You also need to define them correctly, which means any columns that you’re filtering on need to reside in the key or included columns as well. Not doing that risks the index not being used.

One thing I hear quite a bit — I’ve probably even said it myself at times — is that unless the index filters the number of rows down an appreciable amount, the filter might be more trouble than it’s worth.

But what if…

Camel Wides


I see queries that sometimes have a lot of predicates. Where clause, join clause, the works.

When you have queries that reliably filter on some literal values, like bits or a status or something equivalent, you may want to consider filtering your index on those even if they’re not selective in order to accomplish two things:

  1. Reduce the number of candidate key columns
  2. Reduce the effort of applying residual predicates

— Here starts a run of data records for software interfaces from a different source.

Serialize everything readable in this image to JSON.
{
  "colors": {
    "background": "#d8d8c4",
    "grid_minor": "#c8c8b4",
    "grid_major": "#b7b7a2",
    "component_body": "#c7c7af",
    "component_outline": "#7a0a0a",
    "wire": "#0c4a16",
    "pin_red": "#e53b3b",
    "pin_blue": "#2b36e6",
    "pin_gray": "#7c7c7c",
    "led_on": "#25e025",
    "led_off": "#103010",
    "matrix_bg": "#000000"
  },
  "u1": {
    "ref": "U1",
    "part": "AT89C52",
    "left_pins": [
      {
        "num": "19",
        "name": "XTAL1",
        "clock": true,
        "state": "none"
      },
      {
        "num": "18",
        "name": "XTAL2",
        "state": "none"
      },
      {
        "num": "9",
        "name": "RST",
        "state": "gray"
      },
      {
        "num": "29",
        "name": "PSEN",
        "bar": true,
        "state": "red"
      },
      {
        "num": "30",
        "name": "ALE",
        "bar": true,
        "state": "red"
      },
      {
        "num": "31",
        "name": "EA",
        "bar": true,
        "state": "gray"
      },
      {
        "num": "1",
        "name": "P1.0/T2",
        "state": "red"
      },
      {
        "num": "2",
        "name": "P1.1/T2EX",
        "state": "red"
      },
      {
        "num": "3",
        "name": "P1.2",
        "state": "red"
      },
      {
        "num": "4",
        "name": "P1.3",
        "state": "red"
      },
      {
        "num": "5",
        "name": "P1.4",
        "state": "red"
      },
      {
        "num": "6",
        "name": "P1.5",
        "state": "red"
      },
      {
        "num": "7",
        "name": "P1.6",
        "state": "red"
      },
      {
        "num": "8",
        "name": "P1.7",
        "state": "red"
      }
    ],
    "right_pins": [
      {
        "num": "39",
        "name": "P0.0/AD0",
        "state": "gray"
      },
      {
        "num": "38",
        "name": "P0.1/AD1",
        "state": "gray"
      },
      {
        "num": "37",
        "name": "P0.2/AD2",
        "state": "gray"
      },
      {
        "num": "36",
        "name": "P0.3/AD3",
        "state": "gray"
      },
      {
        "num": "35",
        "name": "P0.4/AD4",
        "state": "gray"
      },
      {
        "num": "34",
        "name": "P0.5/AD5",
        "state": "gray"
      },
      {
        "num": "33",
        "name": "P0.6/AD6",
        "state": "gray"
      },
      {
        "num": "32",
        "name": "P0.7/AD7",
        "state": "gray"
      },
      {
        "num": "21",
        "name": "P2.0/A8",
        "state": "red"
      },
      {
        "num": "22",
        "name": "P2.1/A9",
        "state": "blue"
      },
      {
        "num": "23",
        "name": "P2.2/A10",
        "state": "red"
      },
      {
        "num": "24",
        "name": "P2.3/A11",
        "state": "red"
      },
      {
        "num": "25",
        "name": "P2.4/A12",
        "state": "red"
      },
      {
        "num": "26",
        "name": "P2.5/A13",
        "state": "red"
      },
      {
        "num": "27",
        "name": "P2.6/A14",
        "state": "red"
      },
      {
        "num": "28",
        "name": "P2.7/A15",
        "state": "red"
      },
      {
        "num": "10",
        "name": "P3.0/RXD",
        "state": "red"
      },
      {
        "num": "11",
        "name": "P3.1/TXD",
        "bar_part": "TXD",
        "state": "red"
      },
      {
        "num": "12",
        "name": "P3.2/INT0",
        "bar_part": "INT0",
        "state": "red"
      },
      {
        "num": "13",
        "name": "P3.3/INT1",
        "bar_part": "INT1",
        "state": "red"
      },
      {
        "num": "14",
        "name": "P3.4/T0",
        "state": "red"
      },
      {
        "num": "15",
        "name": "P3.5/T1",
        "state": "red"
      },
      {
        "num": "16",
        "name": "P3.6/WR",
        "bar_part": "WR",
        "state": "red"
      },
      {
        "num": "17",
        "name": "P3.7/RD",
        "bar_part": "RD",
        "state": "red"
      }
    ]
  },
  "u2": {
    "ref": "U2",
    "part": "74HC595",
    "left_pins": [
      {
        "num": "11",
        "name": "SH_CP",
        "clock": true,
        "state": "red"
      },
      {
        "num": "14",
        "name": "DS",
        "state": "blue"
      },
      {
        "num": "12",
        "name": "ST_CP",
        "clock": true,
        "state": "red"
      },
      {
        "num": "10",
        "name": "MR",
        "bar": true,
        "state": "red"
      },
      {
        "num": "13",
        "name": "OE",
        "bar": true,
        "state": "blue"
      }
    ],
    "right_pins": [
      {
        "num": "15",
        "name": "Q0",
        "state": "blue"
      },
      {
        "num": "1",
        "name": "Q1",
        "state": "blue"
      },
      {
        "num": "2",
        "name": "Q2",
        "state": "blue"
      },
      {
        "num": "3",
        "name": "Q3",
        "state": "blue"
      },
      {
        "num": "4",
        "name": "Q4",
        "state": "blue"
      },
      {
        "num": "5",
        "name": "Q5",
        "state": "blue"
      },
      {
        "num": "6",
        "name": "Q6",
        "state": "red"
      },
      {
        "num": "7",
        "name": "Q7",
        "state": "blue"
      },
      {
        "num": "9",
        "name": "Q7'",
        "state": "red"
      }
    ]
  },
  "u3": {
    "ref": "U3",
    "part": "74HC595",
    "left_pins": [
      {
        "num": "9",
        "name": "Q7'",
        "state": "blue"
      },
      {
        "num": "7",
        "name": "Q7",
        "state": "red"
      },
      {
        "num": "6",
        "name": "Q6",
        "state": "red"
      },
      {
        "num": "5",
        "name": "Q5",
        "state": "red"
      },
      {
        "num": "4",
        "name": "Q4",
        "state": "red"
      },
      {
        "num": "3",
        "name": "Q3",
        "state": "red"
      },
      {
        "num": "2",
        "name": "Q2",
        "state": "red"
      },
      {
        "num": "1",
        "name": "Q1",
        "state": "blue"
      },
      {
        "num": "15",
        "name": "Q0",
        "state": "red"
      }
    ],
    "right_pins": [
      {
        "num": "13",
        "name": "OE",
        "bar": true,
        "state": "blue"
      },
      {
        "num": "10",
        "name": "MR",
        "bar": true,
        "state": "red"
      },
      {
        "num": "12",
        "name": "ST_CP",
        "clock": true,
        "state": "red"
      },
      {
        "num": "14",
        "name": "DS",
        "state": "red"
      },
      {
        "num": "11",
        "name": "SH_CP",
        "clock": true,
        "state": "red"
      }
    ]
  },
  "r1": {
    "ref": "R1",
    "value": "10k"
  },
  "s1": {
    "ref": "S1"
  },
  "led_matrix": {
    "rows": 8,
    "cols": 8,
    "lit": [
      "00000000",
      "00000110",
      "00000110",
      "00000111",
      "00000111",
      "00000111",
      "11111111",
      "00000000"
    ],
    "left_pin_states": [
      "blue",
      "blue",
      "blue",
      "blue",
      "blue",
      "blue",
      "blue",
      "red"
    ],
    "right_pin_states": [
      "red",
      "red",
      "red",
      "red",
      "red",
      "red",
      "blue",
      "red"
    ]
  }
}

Designing effective indexes is tough, and it’s something I see a lot of people struggle with. Particularly with complex queries that filter, join, group by, order by, maybe even throw a window function in there for good measure…

You see what I’m getting at. For most OLTP queries, I want my indexes to be where clause centric. The faster I can filter rows down to find the ones I care about the more problems I avoid later on.

Filtering indexes is just another way of doing that.

Thanks for reading!

Going Further


If this is the kind of SQL Server stuff you love learning about, you’ll love my training. I’m offering a 75% discount on to my blog readers if you click from here. I’m also available for consulting if you just don’t have time for that and need to solve performance problems quickly.